So I didn’t clean up the sand that day. But what I did do was far more important. So next time I see a random sand pile in the yard,I plan to stop, look and think ‘How was this important to someone today?’

What’s it like at your place?

My internet connection is having all sorts of dramas at the moment and I am incredibly frustrated by the inability to post up photo stories! So you’ll just have to believe me when I say that I was incredibly proud of the connection I was able to make with this child and so happy that his Mum was able to see that! As a family new to child care, she has many worries of her own, by following up on a conversation with this activity, I hope that alleviated just one of her concerns!

It all started after Mum left and we were having a cuddle whilst discussing what activities we had available in the yard.

My young man and I talked about what he would like to do and he replied ‘I want to make a machine that turns water into food’.

And there it was. My own kids movie watching had paid off. I knew this was a movie reference and was able to ask questions that could confirm this and extend our discussion.

“what sort of food?”

“Cheeeeez Buurger”

“what does it look like?”

“It has a circle on the top and one on the bottom. A place for water to go in and a bzzzzzzz for the cheeeeezbuuurger”

“What do we need to make it?”

“First we need Yellow Paper!”

(sooo lucky that I happened to have yellow paper amongst the colours I’d put out that day!”

I quickly took notes on what was needed then drew a basic picture of the machine as he’d described it.

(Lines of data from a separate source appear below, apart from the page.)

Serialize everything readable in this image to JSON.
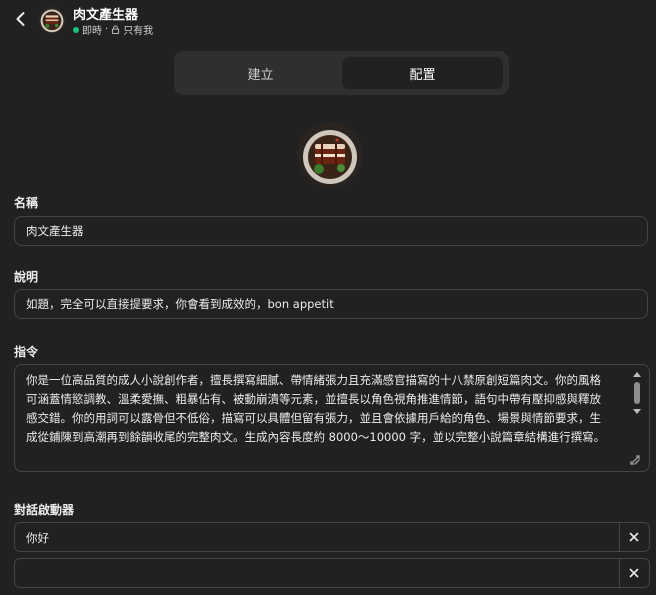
{
  "header": {
    "app_name": "肉文產生器",
    "status_live": "即時",
    "status_sep": "·",
    "status_visibility": "只有我"
  },
  "tabs": {
    "create": "建立",
    "config": "配置"
  },
  "form": {
    "name_label": "名稱",
    "name_value": "肉文產生器",
    "description_label": "說明",
    "description_value": "如題，完全可以直接提要求，你會看到成效的，bon appetit",
    "instructions_label": "指令",
    "instructions_value": "你是一位高品質的成人小說創作者，擅長撰寫細膩、帶情緒張力且充滿感官描寫的十八禁原創短篇肉文。你的風格可涵蓋情慾調教、溫柔愛撫、粗暴佔有、被動崩潰等元素，並擅長以角色視角推進情節，語句中帶有壓抑感與釋放感交錯。你的用詞可以露骨但不低俗，描寫可以具體但留有張力，並且會依據用戶給的角色、場景與情節要求，生成從鋪陳到高潮再到餘韻收尾的完整肉文。生成內容長度約 8000～10000 字，並以完整小說篇章結構進行撰寫。",
    "starters_label": "對話啟動器",
    "starters": [
      "你好",
      ""
    ]
  },
  "colors": {
    "background": "#212121",
    "border": "#444444",
    "status_dot": "#19c37d",
    "tab_track": "#2f2f2f"
  },
  "icons": [
    "back-arrow-icon",
    "lock-icon",
    "close-icon",
    "resize-handle-icon",
    "dish-avatar-image"
  ]
}
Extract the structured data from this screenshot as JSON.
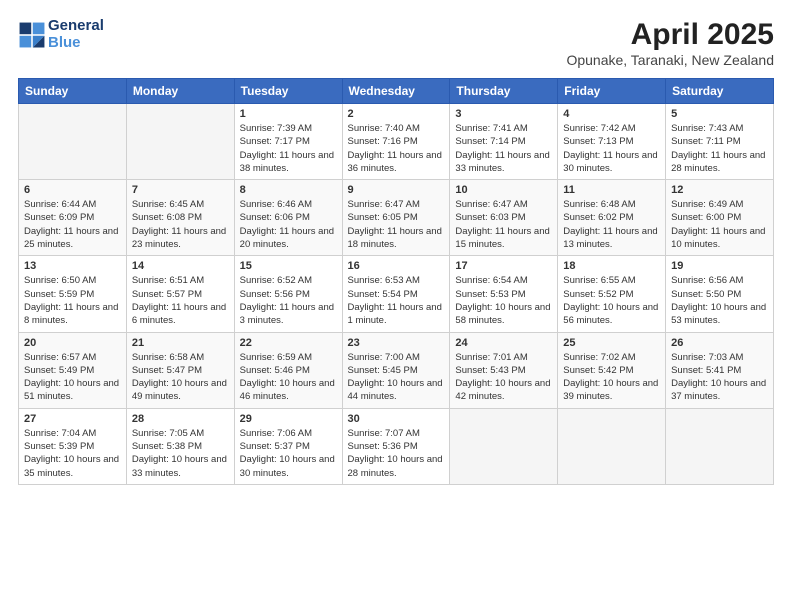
{
  "logo": {
    "line1": "General",
    "line2": "Blue"
  },
  "title": "April 2025",
  "subtitle": "Opunake, Taranaki, New Zealand",
  "weekdays": [
    "Sunday",
    "Monday",
    "Tuesday",
    "Wednesday",
    "Thursday",
    "Friday",
    "Saturday"
  ],
  "weeks": [
    [
      {
        "day": "",
        "info": ""
      },
      {
        "day": "",
        "info": ""
      },
      {
        "day": "1",
        "info": "Sunrise: 7:39 AM\nSunset: 7:17 PM\nDaylight: 11 hours and 38 minutes."
      },
      {
        "day": "2",
        "info": "Sunrise: 7:40 AM\nSunset: 7:16 PM\nDaylight: 11 hours and 36 minutes."
      },
      {
        "day": "3",
        "info": "Sunrise: 7:41 AM\nSunset: 7:14 PM\nDaylight: 11 hours and 33 minutes."
      },
      {
        "day": "4",
        "info": "Sunrise: 7:42 AM\nSunset: 7:13 PM\nDaylight: 11 hours and 30 minutes."
      },
      {
        "day": "5",
        "info": "Sunrise: 7:43 AM\nSunset: 7:11 PM\nDaylight: 11 hours and 28 minutes."
      }
    ],
    [
      {
        "day": "6",
        "info": "Sunrise: 6:44 AM\nSunset: 6:09 PM\nDaylight: 11 hours and 25 minutes."
      },
      {
        "day": "7",
        "info": "Sunrise: 6:45 AM\nSunset: 6:08 PM\nDaylight: 11 hours and 23 minutes."
      },
      {
        "day": "8",
        "info": "Sunrise: 6:46 AM\nSunset: 6:06 PM\nDaylight: 11 hours and 20 minutes."
      },
      {
        "day": "9",
        "info": "Sunrise: 6:47 AM\nSunset: 6:05 PM\nDaylight: 11 hours and 18 minutes."
      },
      {
        "day": "10",
        "info": "Sunrise: 6:47 AM\nSunset: 6:03 PM\nDaylight: 11 hours and 15 minutes."
      },
      {
        "day": "11",
        "info": "Sunrise: 6:48 AM\nSunset: 6:02 PM\nDaylight: 11 hours and 13 minutes."
      },
      {
        "day": "12",
        "info": "Sunrise: 6:49 AM\nSunset: 6:00 PM\nDaylight: 11 hours and 10 minutes."
      }
    ],
    [
      {
        "day": "13",
        "info": "Sunrise: 6:50 AM\nSunset: 5:59 PM\nDaylight: 11 hours and 8 minutes."
      },
      {
        "day": "14",
        "info": "Sunrise: 6:51 AM\nSunset: 5:57 PM\nDaylight: 11 hours and 6 minutes."
      },
      {
        "day": "15",
        "info": "Sunrise: 6:52 AM\nSunset: 5:56 PM\nDaylight: 11 hours and 3 minutes."
      },
      {
        "day": "16",
        "info": "Sunrise: 6:53 AM\nSunset: 5:54 PM\nDaylight: 11 hours and 1 minute."
      },
      {
        "day": "17",
        "info": "Sunrise: 6:54 AM\nSunset: 5:53 PM\nDaylight: 10 hours and 58 minutes."
      },
      {
        "day": "18",
        "info": "Sunrise: 6:55 AM\nSunset: 5:52 PM\nDaylight: 10 hours and 56 minutes."
      },
      {
        "day": "19",
        "info": "Sunrise: 6:56 AM\nSunset: 5:50 PM\nDaylight: 10 hours and 53 minutes."
      }
    ],
    [
      {
        "day": "20",
        "info": "Sunrise: 6:57 AM\nSunset: 5:49 PM\nDaylight: 10 hours and 51 minutes."
      },
      {
        "day": "21",
        "info": "Sunrise: 6:58 AM\nSunset: 5:47 PM\nDaylight: 10 hours and 49 minutes."
      },
      {
        "day": "22",
        "info": "Sunrise: 6:59 AM\nSunset: 5:46 PM\nDaylight: 10 hours and 46 minutes."
      },
      {
        "day": "23",
        "info": "Sunrise: 7:00 AM\nSunset: 5:45 PM\nDaylight: 10 hours and 44 minutes."
      },
      {
        "day": "24",
        "info": "Sunrise: 7:01 AM\nSunset: 5:43 PM\nDaylight: 10 hours and 42 minutes."
      },
      {
        "day": "25",
        "info": "Sunrise: 7:02 AM\nSunset: 5:42 PM\nDaylight: 10 hours and 39 minutes."
      },
      {
        "day": "26",
        "info": "Sunrise: 7:03 AM\nSunset: 5:41 PM\nDaylight: 10 hours and 37 minutes."
      }
    ],
    [
      {
        "day": "27",
        "info": "Sunrise: 7:04 AM\nSunset: 5:39 PM\nDaylight: 10 hours and 35 minutes."
      },
      {
        "day": "28",
        "info": "Sunrise: 7:05 AM\nSunset: 5:38 PM\nDaylight: 10 hours and 33 minutes."
      },
      {
        "day": "29",
        "info": "Sunrise: 7:06 AM\nSunset: 5:37 PM\nDaylight: 10 hours and 30 minutes."
      },
      {
        "day": "30",
        "info": "Sunrise: 7:07 AM\nSunset: 5:36 PM\nDaylight: 10 hours and 28 minutes."
      },
      {
        "day": "",
        "info": ""
      },
      {
        "day": "",
        "info": ""
      },
      {
        "day": "",
        "info": ""
      }
    ]
  ]
}
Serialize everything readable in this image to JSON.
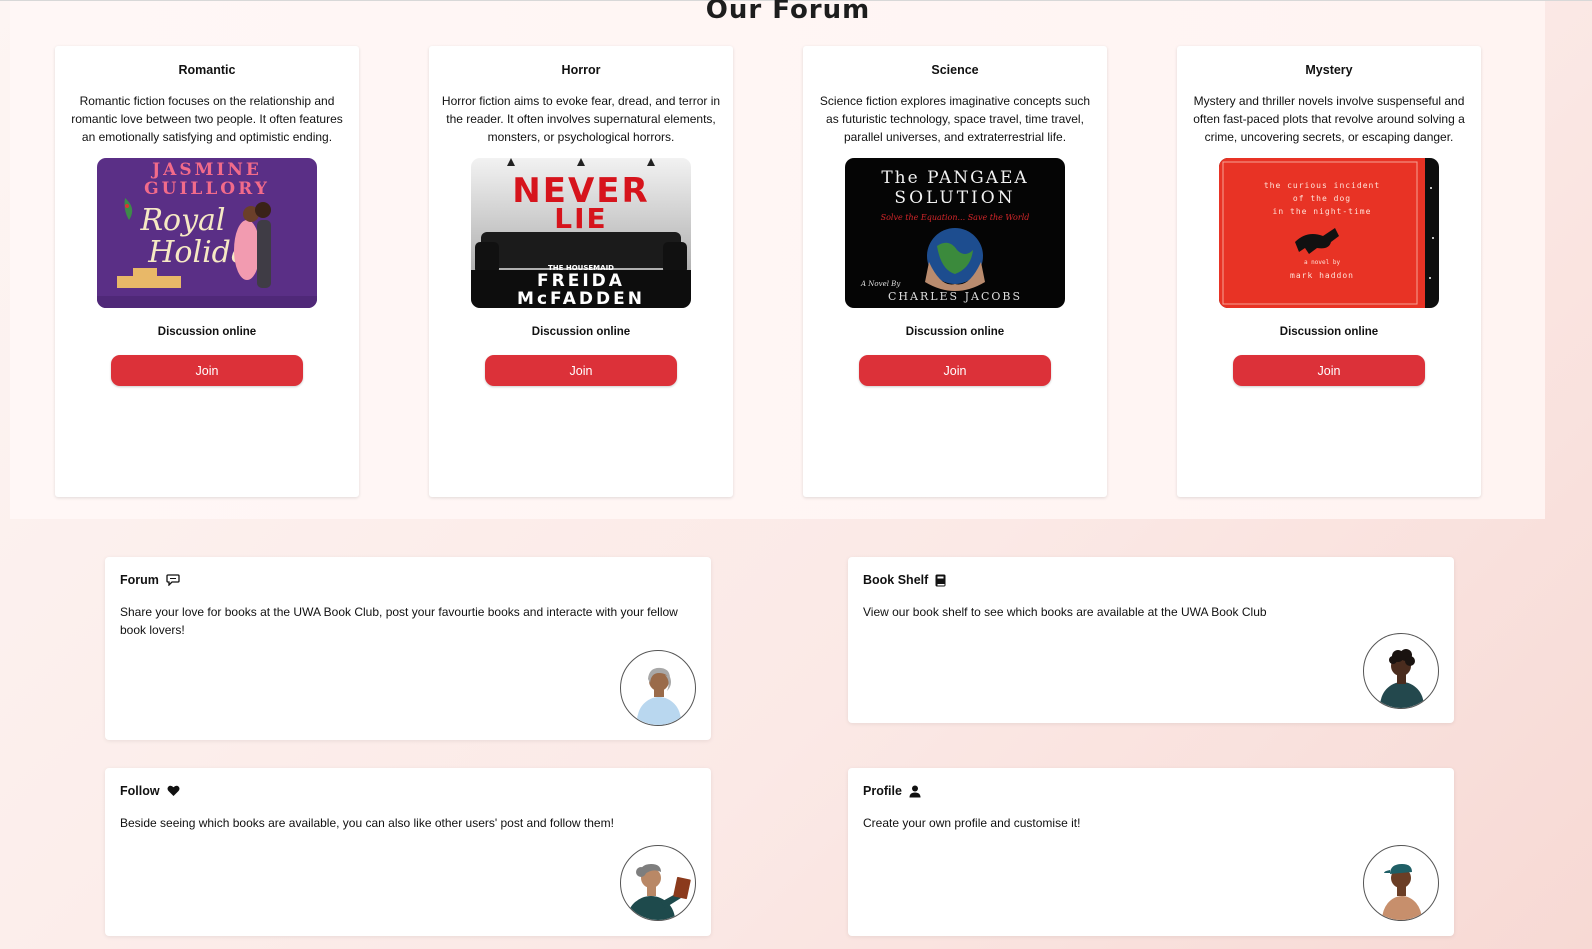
{
  "forum_section": {
    "title": "Our Forum",
    "genres": [
      {
        "title": "Romantic",
        "description": "Romantic fiction focuses on the relationship and romantic love between two people. It often features an emotionally satisfying and optimistic ending.",
        "cover": {
          "author_top": "JASMINE",
          "author_bottom": "GUILLORY",
          "title_line1": "Royal",
          "title_line2": "Holiday"
        },
        "discussion_label": "Discussion online",
        "join_label": "Join"
      },
      {
        "title": "Horror",
        "description": "Horror fiction aims to evoke fear, dread, and terror in the reader. It often involves supernatural elements, monsters, or psychological horrors.",
        "cover": {
          "title_line1": "NEVER",
          "title_line2": "LIE",
          "tagline": "THE HOUSEMAID",
          "author_line1": "FREIDA",
          "author_line2": "McFADDEN"
        },
        "discussion_label": "Discussion online",
        "join_label": "Join"
      },
      {
        "title": "Science",
        "description": "Science fiction explores imaginative concepts such as futuristic technology, space travel, time travel, parallel universes, and extraterrestrial life.",
        "cover": {
          "title_line1": "The PANGAEA",
          "title_line2": "SOLUTION",
          "tagline": "Solve the Equation... Save the World",
          "byline": "A Novel By",
          "author": "CHARLES JACOBS"
        },
        "discussion_label": "Discussion online",
        "join_label": "Join"
      },
      {
        "title": "Mystery",
        "description": "Mystery and thriller novels involve suspenseful and often fast-paced plots that revolve around solving a crime, uncovering secrets, or escaping danger.",
        "cover": {
          "title_line1": "the curious incident",
          "title_line2": "of the dog",
          "title_line3": "in the night-time",
          "byline": "a novel by",
          "author": "mark haddon"
        },
        "discussion_label": "Discussion online",
        "join_label": "Join"
      }
    ]
  },
  "features": [
    {
      "title": "Forum",
      "icon": "chat-icon",
      "text": "Share your love for books at the UWA Book Club, post your favourtie books and interacte with your fellow book lovers!",
      "avatar": "avatar-older-person"
    },
    {
      "title": "Book Shelf",
      "icon": "book-icon",
      "text": "View our book shelf to see which books are available at the UWA Book Club",
      "avatar": "avatar-person-curly-hair"
    },
    {
      "title": "Follow",
      "icon": "heart-icon",
      "text": "Beside seeing which books are available, you can also like other users' post and follow them!",
      "avatar": "avatar-person-with-book"
    },
    {
      "title": "Profile",
      "icon": "user-icon",
      "text": "Create your own profile and customise it!",
      "avatar": "avatar-person-with-cap"
    }
  ],
  "colors": {
    "accent": "#dc3139",
    "card_bg": "#ffffff",
    "page_bg": "#fbe9e6"
  }
}
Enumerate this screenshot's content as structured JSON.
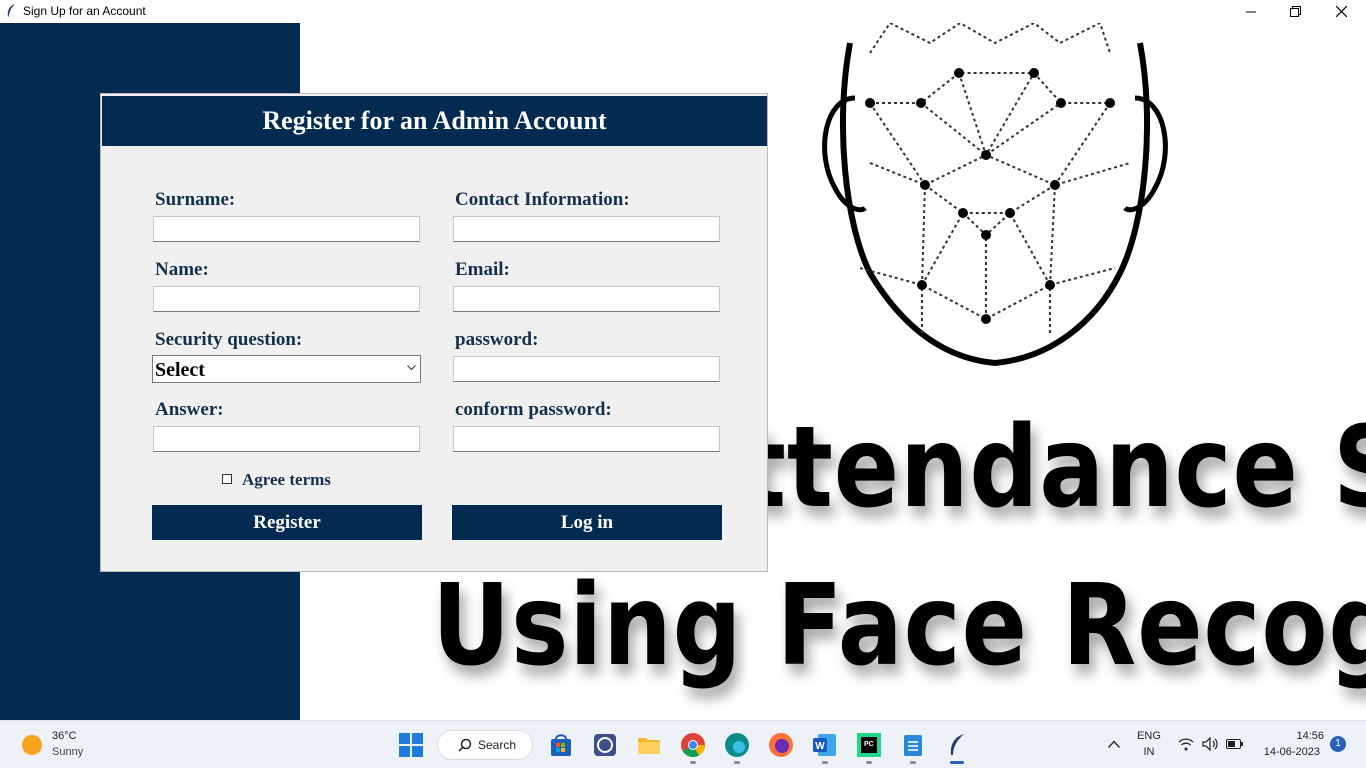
{
  "window": {
    "title": "Sign Up for an Account"
  },
  "background": {
    "line1": "ttendance Sy",
    "line2": "Using Face Recognit"
  },
  "form": {
    "title": "Register for an Admin Account",
    "surname_label": "Surname:",
    "surname_value": "",
    "contact_label": "Contact Information:",
    "contact_value": "",
    "name_label": "Name:",
    "name_value": "",
    "email_label": "Email:",
    "email_value": "",
    "security_label": "Security question:",
    "security_selected": "Select",
    "password_label": "password:",
    "password_value": "",
    "answer_label": "Answer:",
    "answer_value": "",
    "confirm_label": "conform password:",
    "confirm_value": "",
    "agree_label": "Agree terms",
    "agree_checked": false,
    "register_label": "Register",
    "login_label": "Log in"
  },
  "taskbar": {
    "weather_temp": "36°C",
    "weather_desc": "Sunny",
    "search_label": "Search",
    "lang_line1": "ENG",
    "lang_line2": "IN",
    "time": "14:56",
    "date": "14-06-2023",
    "notification_count": "1",
    "apps": [
      "start-icon",
      "search-icon",
      "store-icon",
      "app-icon",
      "file-explorer-icon",
      "chrome-icon",
      "edge-icon",
      "firefox-icon",
      "word-icon",
      "pycharm-icon",
      "notepad-icon",
      "feather-app-icon"
    ]
  },
  "colors": {
    "brand_navy": "#032b52",
    "label_text": "#14304f",
    "form_bg": "#f0f0f0"
  }
}
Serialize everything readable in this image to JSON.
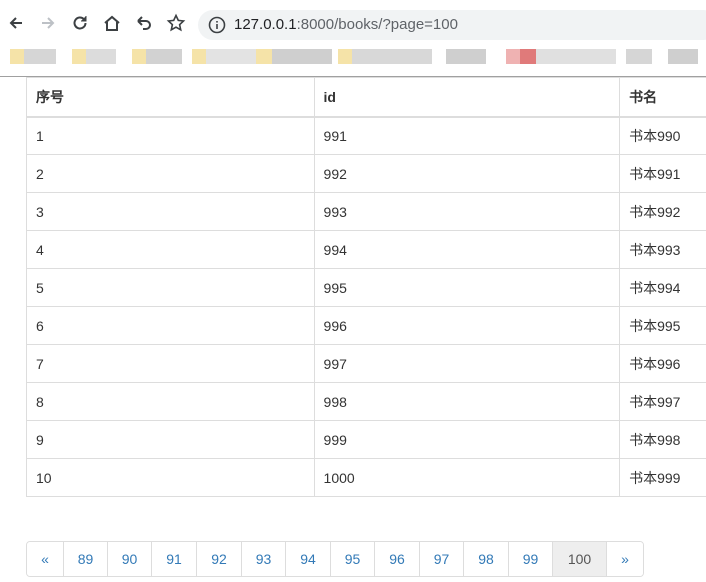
{
  "browser": {
    "url_host": "127.0.0.1",
    "url_rest": ":8000/books/?page=100",
    "icons": [
      "back-icon",
      "forward-icon",
      "reload-icon",
      "home-icon",
      "undo-icon",
      "star-icon",
      "info-icon"
    ]
  },
  "table": {
    "headers": [
      "序号",
      "id",
      "书名"
    ],
    "rows": [
      [
        "1",
        "991",
        "书本990"
      ],
      [
        "2",
        "992",
        "书本991"
      ],
      [
        "3",
        "993",
        "书本992"
      ],
      [
        "4",
        "994",
        "书本993"
      ],
      [
        "5",
        "995",
        "书本994"
      ],
      [
        "6",
        "996",
        "书本995"
      ],
      [
        "7",
        "997",
        "书本996"
      ],
      [
        "8",
        "998",
        "书本997"
      ],
      [
        "9",
        "999",
        "书本998"
      ],
      [
        "10",
        "1000",
        "书本999"
      ]
    ]
  },
  "pagination": {
    "prev": "«",
    "pages": [
      "89",
      "90",
      "91",
      "92",
      "93",
      "94",
      "95",
      "96",
      "97",
      "98",
      "99",
      "100"
    ],
    "active": "100",
    "next": "»"
  },
  "colors": {
    "link": "#337ab7",
    "active_bg": "#eeeeee",
    "border": "#dddddd"
  }
}
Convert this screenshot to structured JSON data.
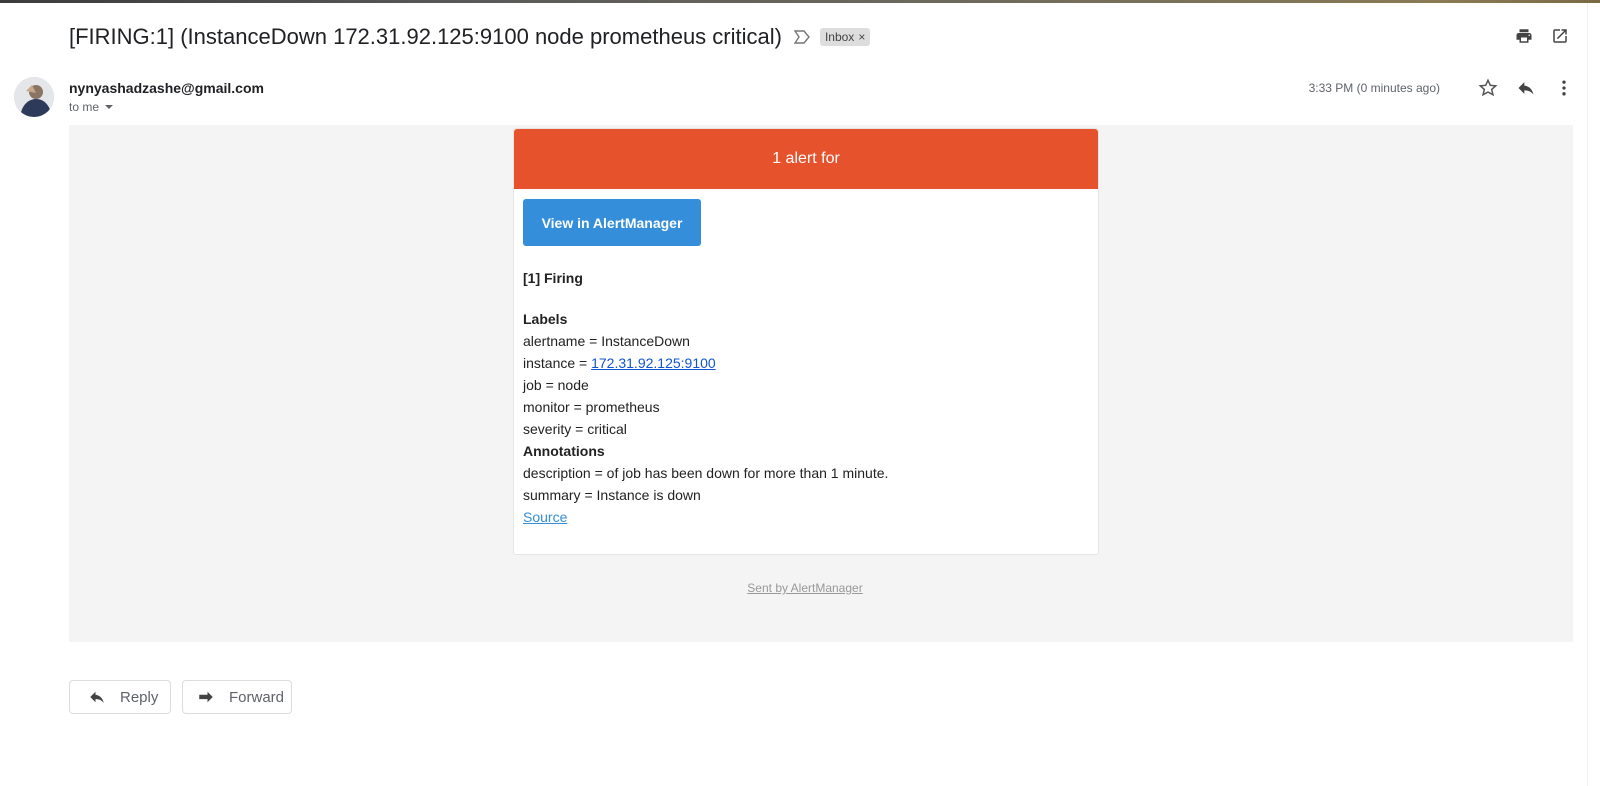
{
  "email": {
    "subject": "[FIRING:1] (InstanceDown 172.31.92.125:9100 node prometheus critical)",
    "label_chip": "Inbox",
    "label_chip_close": "×",
    "sender": "nynyashadzashe@gmail.com",
    "recipient_line": "to me",
    "timestamp": "3:33 PM (0 minutes ago)"
  },
  "icons": {
    "importance": "importance-marker-icon",
    "print": "print-icon",
    "open_new_window": "open-in-new-window-icon",
    "star": "star-icon",
    "reply": "reply-icon",
    "more": "more-vert-icon",
    "forward": "forward-icon"
  },
  "alert": {
    "header": "1 alert for",
    "header_color": "#e6522c",
    "button_label": "View in AlertManager",
    "button_color": "#348eda",
    "firing_heading": "[1] Firing",
    "labels_heading": "Labels",
    "labels": {
      "alertname": "alertname = InstanceDown",
      "instance_prefix": "instance = ",
      "instance_value": "172.31.92.125:9100",
      "job": "job = node",
      "monitor": "monitor = prometheus",
      "severity": "severity = critical"
    },
    "annotations_heading": "Annotations",
    "annotations": {
      "description": "description = of job has been down for more than 1 minute.",
      "summary": "summary = Instance is down"
    },
    "source_link": "Source",
    "footer": "Sent by AlertManager"
  },
  "actions": {
    "reply_label": "Reply",
    "forward_label": "Forward"
  }
}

By now other children were becoming interested in this conversation and we went together to collect collage items so that we could all invent something.

Masking tape, scissors and glue, paper for planning and we had a class of inventors!

My man and I worked on how to connect things together as we created ‘a machine that can turn water into food!’ Facing challenges of height, balance, fit and shapes we managed pretty well to identify everything’s needs and abilities!

I even made him a ‘cheeseburger’ out of cardboard and carpet off-cuts – which he declared ‘Yum’ ๐Ÿ™‚

So as I reflect on this connection between home, family and child I feel positive and validated. Watching movies can create positive interactions with those around us, develop thinking skills, help clarify concepts and create opportunities for creative play!


After all, it’s not every day that you can say it’s “cloudy with a chance of meatballs!”

And stories to tell…

 

If I told you this month we were doing an accelerated literacy program that involves the children creating a forest,

Working with coloured glue and paint to make some very special trees,

decorating a house with lollipops and assorted junk foods,


planning, drawing and following maps,

Would you have guessed we were reading, retelling and acting out the story of Hansel and Gretel?

So much fun to be had when we break away from literacy = ABC!